<<<<

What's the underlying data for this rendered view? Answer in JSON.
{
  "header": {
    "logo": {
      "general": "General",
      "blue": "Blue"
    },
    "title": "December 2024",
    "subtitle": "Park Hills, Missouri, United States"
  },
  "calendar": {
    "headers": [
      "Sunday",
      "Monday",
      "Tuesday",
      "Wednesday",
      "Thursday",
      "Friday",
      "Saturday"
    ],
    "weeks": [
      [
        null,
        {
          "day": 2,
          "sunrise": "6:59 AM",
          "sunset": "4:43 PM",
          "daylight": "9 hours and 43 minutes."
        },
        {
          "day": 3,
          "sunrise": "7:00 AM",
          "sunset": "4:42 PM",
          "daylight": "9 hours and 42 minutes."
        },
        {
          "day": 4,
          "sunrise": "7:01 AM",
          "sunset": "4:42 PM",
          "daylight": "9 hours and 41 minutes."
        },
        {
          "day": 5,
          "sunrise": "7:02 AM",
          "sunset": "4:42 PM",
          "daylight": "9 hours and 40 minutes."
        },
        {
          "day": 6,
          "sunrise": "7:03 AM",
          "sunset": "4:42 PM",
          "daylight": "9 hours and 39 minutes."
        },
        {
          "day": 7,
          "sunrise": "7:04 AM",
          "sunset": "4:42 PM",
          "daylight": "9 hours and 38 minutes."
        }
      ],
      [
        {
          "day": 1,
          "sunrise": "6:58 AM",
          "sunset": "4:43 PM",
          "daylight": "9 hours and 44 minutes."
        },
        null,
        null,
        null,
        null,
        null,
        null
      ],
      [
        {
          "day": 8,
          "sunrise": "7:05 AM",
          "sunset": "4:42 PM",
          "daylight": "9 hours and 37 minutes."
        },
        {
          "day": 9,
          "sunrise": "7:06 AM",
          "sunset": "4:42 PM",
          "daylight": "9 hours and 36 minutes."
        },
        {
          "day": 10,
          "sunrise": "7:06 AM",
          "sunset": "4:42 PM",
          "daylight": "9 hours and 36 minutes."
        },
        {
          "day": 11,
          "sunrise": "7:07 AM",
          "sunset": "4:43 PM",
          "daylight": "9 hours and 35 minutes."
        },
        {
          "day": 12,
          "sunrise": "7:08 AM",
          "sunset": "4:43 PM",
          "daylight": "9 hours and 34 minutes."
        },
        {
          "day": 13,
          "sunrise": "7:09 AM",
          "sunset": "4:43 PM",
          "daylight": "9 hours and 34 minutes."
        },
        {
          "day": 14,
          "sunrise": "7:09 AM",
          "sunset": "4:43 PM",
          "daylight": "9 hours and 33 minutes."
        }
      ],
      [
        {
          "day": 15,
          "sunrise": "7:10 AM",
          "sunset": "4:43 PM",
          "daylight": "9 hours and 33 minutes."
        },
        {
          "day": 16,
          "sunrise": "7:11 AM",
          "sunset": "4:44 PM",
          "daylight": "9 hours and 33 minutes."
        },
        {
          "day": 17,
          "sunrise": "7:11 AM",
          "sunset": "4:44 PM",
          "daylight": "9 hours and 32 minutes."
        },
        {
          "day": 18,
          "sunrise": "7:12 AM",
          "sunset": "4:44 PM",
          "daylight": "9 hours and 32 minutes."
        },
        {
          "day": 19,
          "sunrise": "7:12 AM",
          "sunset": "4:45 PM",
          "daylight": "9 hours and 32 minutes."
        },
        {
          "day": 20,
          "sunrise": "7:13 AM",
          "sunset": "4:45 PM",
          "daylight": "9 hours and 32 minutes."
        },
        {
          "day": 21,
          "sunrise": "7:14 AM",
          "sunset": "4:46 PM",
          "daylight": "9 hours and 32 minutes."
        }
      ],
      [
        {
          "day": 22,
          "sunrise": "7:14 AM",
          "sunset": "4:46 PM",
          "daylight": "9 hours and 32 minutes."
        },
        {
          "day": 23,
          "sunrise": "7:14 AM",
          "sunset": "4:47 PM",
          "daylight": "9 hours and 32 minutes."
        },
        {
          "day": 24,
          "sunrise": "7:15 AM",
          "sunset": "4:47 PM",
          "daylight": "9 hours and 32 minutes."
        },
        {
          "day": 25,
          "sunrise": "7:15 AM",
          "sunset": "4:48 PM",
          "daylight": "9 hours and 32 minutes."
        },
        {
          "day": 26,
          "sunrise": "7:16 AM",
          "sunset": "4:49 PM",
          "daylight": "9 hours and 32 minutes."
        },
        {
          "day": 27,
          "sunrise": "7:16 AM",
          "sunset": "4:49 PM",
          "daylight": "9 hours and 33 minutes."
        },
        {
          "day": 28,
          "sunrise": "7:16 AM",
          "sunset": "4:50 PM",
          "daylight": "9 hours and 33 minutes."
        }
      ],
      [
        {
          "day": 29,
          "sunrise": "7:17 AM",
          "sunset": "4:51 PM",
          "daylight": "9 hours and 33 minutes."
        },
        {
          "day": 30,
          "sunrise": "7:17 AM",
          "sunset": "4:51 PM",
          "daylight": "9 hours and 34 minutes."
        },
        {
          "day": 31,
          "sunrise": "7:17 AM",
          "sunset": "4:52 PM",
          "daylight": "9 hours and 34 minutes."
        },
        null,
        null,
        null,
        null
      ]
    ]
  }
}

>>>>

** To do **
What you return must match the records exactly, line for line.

** Response to the task **
What's the underlying data for this rendered view? Answer in JSON.
{
  "header": {
    "logo": {
      "general": "General",
      "blue": "Blue"
    },
    "title": "December 2024",
    "subtitle": "Park Hills, Missouri, United States"
  },
  "calendar": {
    "headers": [
      "Sunday",
      "Monday",
      "Tuesday",
      "Wednesday",
      "Thursday",
      "Friday",
      "Saturday"
    ],
    "weeks": [
      [
        null,
        {
          "day": 2,
          "sunrise": "6:59 AM",
          "sunset": "4:43 PM",
          "daylight": "9 hours and 43 minutes."
        },
        {
          "day": 3,
          "sunrise": "7:00 AM",
          "sunset": "4:42 PM",
          "daylight": "9 hours and 42 minutes."
        },
        {
          "day": 4,
          "sunrise": "7:01 AM",
          "sunset": "4:42 PM",
          "daylight": "9 hours and 41 minutes."
        },
        {
          "day": 5,
          "sunrise": "7:02 AM",
          "sunset": "4:42 PM",
          "daylight": "9 hours and 40 minutes."
        },
        {
          "day": 6,
          "sunrise": "7:03 AM",
          "sunset": "4:42 PM",
          "daylight": "9 hours and 39 minutes."
        },
        {
          "day": 7,
          "sunrise": "7:04 AM",
          "sunset": "4:42 PM",
          "daylight": "9 hours and 38 minutes."
        }
      ],
      [
        {
          "day": 1,
          "sunrise": "6:58 AM",
          "sunset": "4:43 PM",
          "daylight": "9 hours and 44 minutes."
        },
        null,
        null,
        null,
        null,
        null,
        null
      ],
      [
        {
          "day": 8,
          "sunrise": "7:05 AM",
          "sunset": "4:42 PM",
          "daylight": "9 hours and 37 minutes."
        },
        {
          "day": 9,
          "sunrise": "7:06 AM",
          "sunset": "4:42 PM",
          "daylight": "9 hours and 36 minutes."
        },
        {
          "day": 10,
          "sunrise": "7:06 AM",
          "sunset": "4:42 PM",
          "daylight": "9 hours and 36 minutes."
        },
        {
          "day": 11,
          "sunrise": "7:07 AM",
          "sunset": "4:43 PM",
          "daylight": "9 hours and 35 minutes."
        },
        {
          "day": 12,
          "sunrise": "7:08 AM",
          "sunset": "4:43 PM",
          "daylight": "9 hours and 34 minutes."
        },
        {
          "day": 13,
          "sunrise": "7:09 AM",
          "sunset": "4:43 PM",
          "daylight": "9 hours and 34 minutes."
        },
        {
          "day": 14,
          "sunrise": "7:09 AM",
          "sunset": "4:43 PM",
          "daylight": "9 hours and 33 minutes."
        }
      ],
      [
        {
          "day": 15,
          "sunrise": "7:10 AM",
          "sunset": "4:43 PM",
          "daylight": "9 hours and 33 minutes."
        },
        {
          "day": 16,
          "sunrise": "7:11 AM",
          "sunset": "4:44 PM",
          "daylight": "9 hours and 33 minutes."
        },
        {
          "day": 17,
          "sunrise": "7:11 AM",
          "sunset": "4:44 PM",
          "daylight": "9 hours and 32 minutes."
        },
        {
          "day": 18,
          "sunrise": "7:12 AM",
          "sunset": "4:44 PM",
          "daylight": "9 hours and 32 minutes."
        },
        {
          "day": 19,
          "sunrise": "7:12 AM",
          "sunset": "4:45 PM",
          "daylight": "9 hours and 32 minutes."
        },
        {
          "day": 20,
          "sunrise": "7:13 AM",
          "sunset": "4:45 PM",
          "daylight": "9 hours and 32 minutes."
        },
        {
          "day": 21,
          "sunrise": "7:14 AM",
          "sunset": "4:46 PM",
          "daylight": "9 hours and 32 minutes."
        }
      ],
      [
        {
          "day": 22,
          "sunrise": "7:14 AM",
          "sunset": "4:46 PM",
          "daylight": "9 hours and 32 minutes."
        },
        {
          "day": 23,
          "sunrise": "7:14 AM",
          "sunset": "4:47 PM",
          "daylight": "9 hours and 32 minutes."
        },
        {
          "day": 24,
          "sunrise": "7:15 AM",
          "sunset": "4:47 PM",
          "daylight": "9 hours and 32 minutes."
        },
        {
          "day": 25,
          "sunrise": "7:15 AM",
          "sunset": "4:48 PM",
          "daylight": "9 hours and 32 minutes."
        },
        {
          "day": 26,
          "sunrise": "7:16 AM",
          "sunset": "4:49 PM",
          "daylight": "9 hours and 32 minutes."
        },
        {
          "day": 27,
          "sunrise": "7:16 AM",
          "sunset": "4:49 PM",
          "daylight": "9 hours and 33 minutes."
        },
        {
          "day": 28,
          "sunrise": "7:16 AM",
          "sunset": "4:50 PM",
          "daylight": "9 hours and 33 minutes."
        }
      ],
      [
        {
          "day": 29,
          "sunrise": "7:17 AM",
          "sunset": "4:51 PM",
          "daylight": "9 hours and 33 minutes."
        },
        {
          "day": 30,
          "sunrise": "7:17 AM",
          "sunset": "4:51 PM",
          "daylight": "9 hours and 34 minutes."
        },
        {
          "day": 31,
          "sunrise": "7:17 AM",
          "sunset": "4:52 PM",
          "daylight": "9 hours and 34 minutes."
        },
        null,
        null,
        null,
        null
      ]
    ]
  }
}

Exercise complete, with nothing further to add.